In this chapter, I’ll discuss the two types of scalability you need to think about at a startup. The first type is scaling your coding practices to handle more developers, more code, and more complexity. The second type is scaling the performance of your code to handle more users, more traffic, and more data.
Scaling a startup is a bit like shifting gears in a car with a manual transmission. Scaling too early is like shifting into a high gear while the car is moving at a low speed: the gears will grind and you may stall out completely. Scaling too late is like flooring the gas pedal while staying in low gear: you put a lot of stress on the engine, push it into the red, and if you keep it up too long, you’ll overheat without ever hitting top speed. You have to scale and you have to shift gears at the right time to keep things moving smoothly.

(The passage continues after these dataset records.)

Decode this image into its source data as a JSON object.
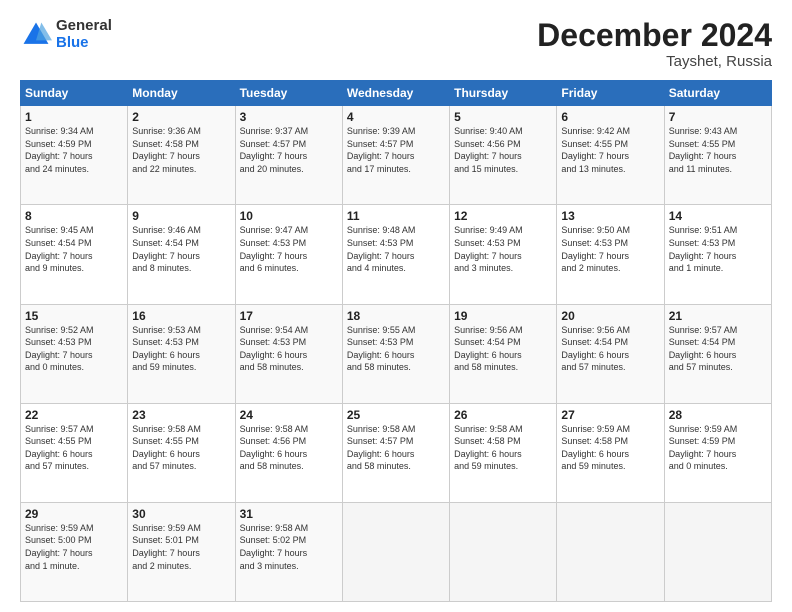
{
  "logo": {
    "general": "General",
    "blue": "Blue"
  },
  "title": {
    "month": "December 2024",
    "location": "Tayshet, Russia"
  },
  "weekdays": [
    "Sunday",
    "Monday",
    "Tuesday",
    "Wednesday",
    "Thursday",
    "Friday",
    "Saturday"
  ],
  "weeks": [
    [
      {
        "day": "1",
        "info": "Sunrise: 9:34 AM\nSunset: 4:59 PM\nDaylight: 7 hours\nand 24 minutes."
      },
      {
        "day": "2",
        "info": "Sunrise: 9:36 AM\nSunset: 4:58 PM\nDaylight: 7 hours\nand 22 minutes."
      },
      {
        "day": "3",
        "info": "Sunrise: 9:37 AM\nSunset: 4:57 PM\nDaylight: 7 hours\nand 20 minutes."
      },
      {
        "day": "4",
        "info": "Sunrise: 9:39 AM\nSunset: 4:57 PM\nDaylight: 7 hours\nand 17 minutes."
      },
      {
        "day": "5",
        "info": "Sunrise: 9:40 AM\nSunset: 4:56 PM\nDaylight: 7 hours\nand 15 minutes."
      },
      {
        "day": "6",
        "info": "Sunrise: 9:42 AM\nSunset: 4:55 PM\nDaylight: 7 hours\nand 13 minutes."
      },
      {
        "day": "7",
        "info": "Sunrise: 9:43 AM\nSunset: 4:55 PM\nDaylight: 7 hours\nand 11 minutes."
      }
    ],
    [
      {
        "day": "8",
        "info": "Sunrise: 9:45 AM\nSunset: 4:54 PM\nDaylight: 7 hours\nand 9 minutes."
      },
      {
        "day": "9",
        "info": "Sunrise: 9:46 AM\nSunset: 4:54 PM\nDaylight: 7 hours\nand 8 minutes."
      },
      {
        "day": "10",
        "info": "Sunrise: 9:47 AM\nSunset: 4:53 PM\nDaylight: 7 hours\nand 6 minutes."
      },
      {
        "day": "11",
        "info": "Sunrise: 9:48 AM\nSunset: 4:53 PM\nDaylight: 7 hours\nand 4 minutes."
      },
      {
        "day": "12",
        "info": "Sunrise: 9:49 AM\nSunset: 4:53 PM\nDaylight: 7 hours\nand 3 minutes."
      },
      {
        "day": "13",
        "info": "Sunrise: 9:50 AM\nSunset: 4:53 PM\nDaylight: 7 hours\nand 2 minutes."
      },
      {
        "day": "14",
        "info": "Sunrise: 9:51 AM\nSunset: 4:53 PM\nDaylight: 7 hours\nand 1 minute."
      }
    ],
    [
      {
        "day": "15",
        "info": "Sunrise: 9:52 AM\nSunset: 4:53 PM\nDaylight: 7 hours\nand 0 minutes."
      },
      {
        "day": "16",
        "info": "Sunrise: 9:53 AM\nSunset: 4:53 PM\nDaylight: 6 hours\nand 59 minutes."
      },
      {
        "day": "17",
        "info": "Sunrise: 9:54 AM\nSunset: 4:53 PM\nDaylight: 6 hours\nand 58 minutes."
      },
      {
        "day": "18",
        "info": "Sunrise: 9:55 AM\nSunset: 4:53 PM\nDaylight: 6 hours\nand 58 minutes."
      },
      {
        "day": "19",
        "info": "Sunrise: 9:56 AM\nSunset: 4:54 PM\nDaylight: 6 hours\nand 58 minutes."
      },
      {
        "day": "20",
        "info": "Sunrise: 9:56 AM\nSunset: 4:54 PM\nDaylight: 6 hours\nand 57 minutes."
      },
      {
        "day": "21",
        "info": "Sunrise: 9:57 AM\nSunset: 4:54 PM\nDaylight: 6 hours\nand 57 minutes."
      }
    ],
    [
      {
        "day": "22",
        "info": "Sunrise: 9:57 AM\nSunset: 4:55 PM\nDaylight: 6 hours\nand 57 minutes."
      },
      {
        "day": "23",
        "info": "Sunrise: 9:58 AM\nSunset: 4:55 PM\nDaylight: 6 hours\nand 57 minutes."
      },
      {
        "day": "24",
        "info": "Sunrise: 9:58 AM\nSunset: 4:56 PM\nDaylight: 6 hours\nand 58 minutes."
      },
      {
        "day": "25",
        "info": "Sunrise: 9:58 AM\nSunset: 4:57 PM\nDaylight: 6 hours\nand 58 minutes."
      },
      {
        "day": "26",
        "info": "Sunrise: 9:58 AM\nSunset: 4:58 PM\nDaylight: 6 hours\nand 59 minutes."
      },
      {
        "day": "27",
        "info": "Sunrise: 9:59 AM\nSunset: 4:58 PM\nDaylight: 6 hours\nand 59 minutes."
      },
      {
        "day": "28",
        "info": "Sunrise: 9:59 AM\nSunset: 4:59 PM\nDaylight: 7 hours\nand 0 minutes."
      }
    ],
    [
      {
        "day": "29",
        "info": "Sunrise: 9:59 AM\nSunset: 5:00 PM\nDaylight: 7 hours\nand 1 minute."
      },
      {
        "day": "30",
        "info": "Sunrise: 9:59 AM\nSunset: 5:01 PM\nDaylight: 7 hours\nand 2 minutes."
      },
      {
        "day": "31",
        "info": "Sunrise: 9:58 AM\nSunset: 5:02 PM\nDaylight: 7 hours\nand 3 minutes."
      },
      null,
      null,
      null,
      null
    ]
  ]
}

The most important thing to understand is that scalability isn’t a boolean property. You can’t say a practice or a system is or isn’t scalable. The most you can say is that, under certain conditions, it’s scalable along certain dimensions, up to a certain point. The scalability practices that work for a 10-person company will not work for a 1,000-person company, and the database that scales to 100 queries per second and gigabytes of data won’t scale to 10,000 queries per second and petabytes of data. To go faster, you need to shift to completely different gears.
Most of this chapter will focus on scaling ...